The Army Corps of Engineers and the State Ports Authority have halted their challenge of a judge's decision that nixed a permit the SPA needed to build a new cruise terminal in downtown Charleston.
They filed the joint notice of withdrawal of appeal with the 4th Circuit Court of Appeals in Richmond, Va., on Monday.
The move came a day before a mediator for the court was scheduled to meet with attorneys representing both sides in the appeal. The case centered on an Army Corps permit for pilings the SPA needs to drive to convert a warehouse into a $35 million passenger terminal at Union Pier.
Blan Holman, managing attorney for the Charleston office of the Southern Environmental Law Center and a lawyer for the plaintiffs, said the withdrawal was a victory for the public.
"The government's lawyers must have realized that a so-called maintenance permit issued in secret to build a $35 million cruise terminal was indefensible," Holman said in a statement. "Too bad we had to resort to litigation to get here, but the good news is that the public will now have the chance to weigh in on how and where cruise operations should continue in the Charleston region. It's never too late to get something big right - just look at the Ravenel Bridge."
In September, U.S. District Court Judge Richard Gergel ruled that the Army Corps did not fully review the effects the project would have on the city's historic district, saying the permitting agency gave the study "a bum's rush." He then ordered the Army Corps to redo the study with a more extensive review. The Army Corps will be reviewing what to do next, said spokeswoman Glenn Jeffries.
The SPA said in statement that it will "reserve its legal concerns regarding the district court's decision for later review, if necessary, following additional action by the Corps."
"We look forward to the next steps in consultation with the Corps relative to successfully renovating an existing warehouse into a replacement passenger terminal," according to the statement
The Coastal Conservation League and the Preservation Society of Charleston filed the lawsuit after the Army Corps issued a permit allowing the five pilings to be driven on the waterfront.

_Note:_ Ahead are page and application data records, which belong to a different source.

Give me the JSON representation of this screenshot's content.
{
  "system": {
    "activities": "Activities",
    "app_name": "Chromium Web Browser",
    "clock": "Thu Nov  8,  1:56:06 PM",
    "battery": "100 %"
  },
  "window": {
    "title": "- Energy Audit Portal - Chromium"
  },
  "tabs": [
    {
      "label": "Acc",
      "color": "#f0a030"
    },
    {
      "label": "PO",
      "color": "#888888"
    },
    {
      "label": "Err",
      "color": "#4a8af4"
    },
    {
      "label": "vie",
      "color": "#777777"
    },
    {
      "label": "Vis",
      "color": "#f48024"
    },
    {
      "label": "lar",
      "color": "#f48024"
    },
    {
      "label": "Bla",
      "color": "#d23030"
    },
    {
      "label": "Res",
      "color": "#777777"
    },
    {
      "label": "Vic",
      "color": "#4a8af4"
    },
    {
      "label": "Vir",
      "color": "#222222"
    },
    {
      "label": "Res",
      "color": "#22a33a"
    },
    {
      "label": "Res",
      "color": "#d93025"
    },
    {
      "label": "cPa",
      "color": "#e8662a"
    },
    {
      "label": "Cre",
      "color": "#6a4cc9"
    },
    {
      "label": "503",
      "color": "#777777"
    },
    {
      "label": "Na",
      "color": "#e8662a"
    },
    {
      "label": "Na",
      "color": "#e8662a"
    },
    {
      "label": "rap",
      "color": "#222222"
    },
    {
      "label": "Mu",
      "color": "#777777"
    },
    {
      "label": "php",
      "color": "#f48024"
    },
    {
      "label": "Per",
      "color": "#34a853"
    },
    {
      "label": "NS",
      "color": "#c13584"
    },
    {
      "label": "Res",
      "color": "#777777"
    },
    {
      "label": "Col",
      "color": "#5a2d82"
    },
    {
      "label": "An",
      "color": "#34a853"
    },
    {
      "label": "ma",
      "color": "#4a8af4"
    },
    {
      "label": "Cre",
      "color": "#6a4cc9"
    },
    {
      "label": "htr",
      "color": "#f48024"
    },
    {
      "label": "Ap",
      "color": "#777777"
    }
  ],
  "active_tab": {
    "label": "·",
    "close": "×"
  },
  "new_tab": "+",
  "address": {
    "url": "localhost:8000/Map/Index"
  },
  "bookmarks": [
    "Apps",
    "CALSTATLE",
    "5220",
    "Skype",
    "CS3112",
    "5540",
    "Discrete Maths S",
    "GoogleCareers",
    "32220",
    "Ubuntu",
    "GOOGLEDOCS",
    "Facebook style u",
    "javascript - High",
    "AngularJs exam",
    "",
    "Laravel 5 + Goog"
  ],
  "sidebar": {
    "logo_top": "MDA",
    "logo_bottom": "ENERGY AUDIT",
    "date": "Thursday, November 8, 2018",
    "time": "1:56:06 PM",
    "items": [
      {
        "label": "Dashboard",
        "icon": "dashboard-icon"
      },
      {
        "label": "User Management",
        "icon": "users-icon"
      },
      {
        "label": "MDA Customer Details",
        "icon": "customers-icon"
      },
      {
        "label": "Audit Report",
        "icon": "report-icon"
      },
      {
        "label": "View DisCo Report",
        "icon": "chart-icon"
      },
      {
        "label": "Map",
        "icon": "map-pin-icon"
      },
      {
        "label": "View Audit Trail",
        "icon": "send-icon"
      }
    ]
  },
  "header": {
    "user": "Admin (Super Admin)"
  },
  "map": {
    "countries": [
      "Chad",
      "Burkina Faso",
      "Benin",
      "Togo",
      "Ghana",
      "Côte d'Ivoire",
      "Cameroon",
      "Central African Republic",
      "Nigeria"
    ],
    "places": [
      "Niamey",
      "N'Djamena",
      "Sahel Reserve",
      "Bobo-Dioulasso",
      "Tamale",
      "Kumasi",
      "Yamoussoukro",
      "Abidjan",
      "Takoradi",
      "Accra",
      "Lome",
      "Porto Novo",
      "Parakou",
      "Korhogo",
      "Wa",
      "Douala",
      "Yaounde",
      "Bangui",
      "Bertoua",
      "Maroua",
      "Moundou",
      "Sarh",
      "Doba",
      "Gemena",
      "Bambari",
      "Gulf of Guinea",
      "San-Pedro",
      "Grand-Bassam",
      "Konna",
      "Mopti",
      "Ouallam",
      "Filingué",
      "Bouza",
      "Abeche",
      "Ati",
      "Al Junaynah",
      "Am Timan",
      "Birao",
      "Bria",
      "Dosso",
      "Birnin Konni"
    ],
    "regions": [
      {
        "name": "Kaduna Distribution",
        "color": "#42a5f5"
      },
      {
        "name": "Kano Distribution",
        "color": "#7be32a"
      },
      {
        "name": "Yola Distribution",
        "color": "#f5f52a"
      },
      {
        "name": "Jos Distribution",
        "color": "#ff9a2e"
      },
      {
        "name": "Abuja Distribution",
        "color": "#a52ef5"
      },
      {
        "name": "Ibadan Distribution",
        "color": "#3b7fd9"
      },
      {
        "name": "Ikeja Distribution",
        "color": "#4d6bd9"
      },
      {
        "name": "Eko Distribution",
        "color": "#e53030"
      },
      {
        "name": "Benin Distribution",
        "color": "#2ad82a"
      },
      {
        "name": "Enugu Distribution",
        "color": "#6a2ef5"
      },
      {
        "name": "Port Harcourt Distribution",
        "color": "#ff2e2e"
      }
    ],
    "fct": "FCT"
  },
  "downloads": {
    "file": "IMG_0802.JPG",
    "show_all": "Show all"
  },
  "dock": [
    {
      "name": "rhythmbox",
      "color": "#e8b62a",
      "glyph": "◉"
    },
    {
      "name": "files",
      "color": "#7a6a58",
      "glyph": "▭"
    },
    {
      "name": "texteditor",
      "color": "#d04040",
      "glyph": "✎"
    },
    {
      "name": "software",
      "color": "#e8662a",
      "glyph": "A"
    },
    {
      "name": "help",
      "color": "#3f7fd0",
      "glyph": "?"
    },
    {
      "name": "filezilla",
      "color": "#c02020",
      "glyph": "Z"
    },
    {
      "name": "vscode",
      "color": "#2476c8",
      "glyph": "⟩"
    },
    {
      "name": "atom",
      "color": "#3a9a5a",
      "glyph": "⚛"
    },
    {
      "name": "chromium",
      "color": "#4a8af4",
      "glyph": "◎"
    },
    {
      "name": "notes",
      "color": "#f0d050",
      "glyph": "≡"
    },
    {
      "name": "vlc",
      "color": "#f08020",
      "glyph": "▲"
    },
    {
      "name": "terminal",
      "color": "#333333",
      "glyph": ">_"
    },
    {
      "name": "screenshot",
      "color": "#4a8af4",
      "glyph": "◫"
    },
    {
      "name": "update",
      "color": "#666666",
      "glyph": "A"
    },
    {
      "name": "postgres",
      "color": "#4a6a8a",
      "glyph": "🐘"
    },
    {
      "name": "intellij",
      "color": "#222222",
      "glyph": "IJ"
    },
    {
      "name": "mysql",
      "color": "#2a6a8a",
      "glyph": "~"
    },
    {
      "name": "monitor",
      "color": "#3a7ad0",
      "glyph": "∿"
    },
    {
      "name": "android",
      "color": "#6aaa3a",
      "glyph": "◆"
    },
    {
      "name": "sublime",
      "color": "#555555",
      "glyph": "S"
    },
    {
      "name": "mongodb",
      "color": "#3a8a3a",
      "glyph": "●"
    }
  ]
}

The opposition groups have said the agency didn't take into account the impact on historic properties that surround the area.
The SPA, which joined the lawsuit as a defendant, has been seeking to relocate its cruise terminal to the north end of Union Pier from the south end for about three years.
The case is one of three legal challenges regarding expanded cruise operations in Charleston.
Reach Tyrone Richardson at 937-5550 or twitter.com/tyrichardsonPC.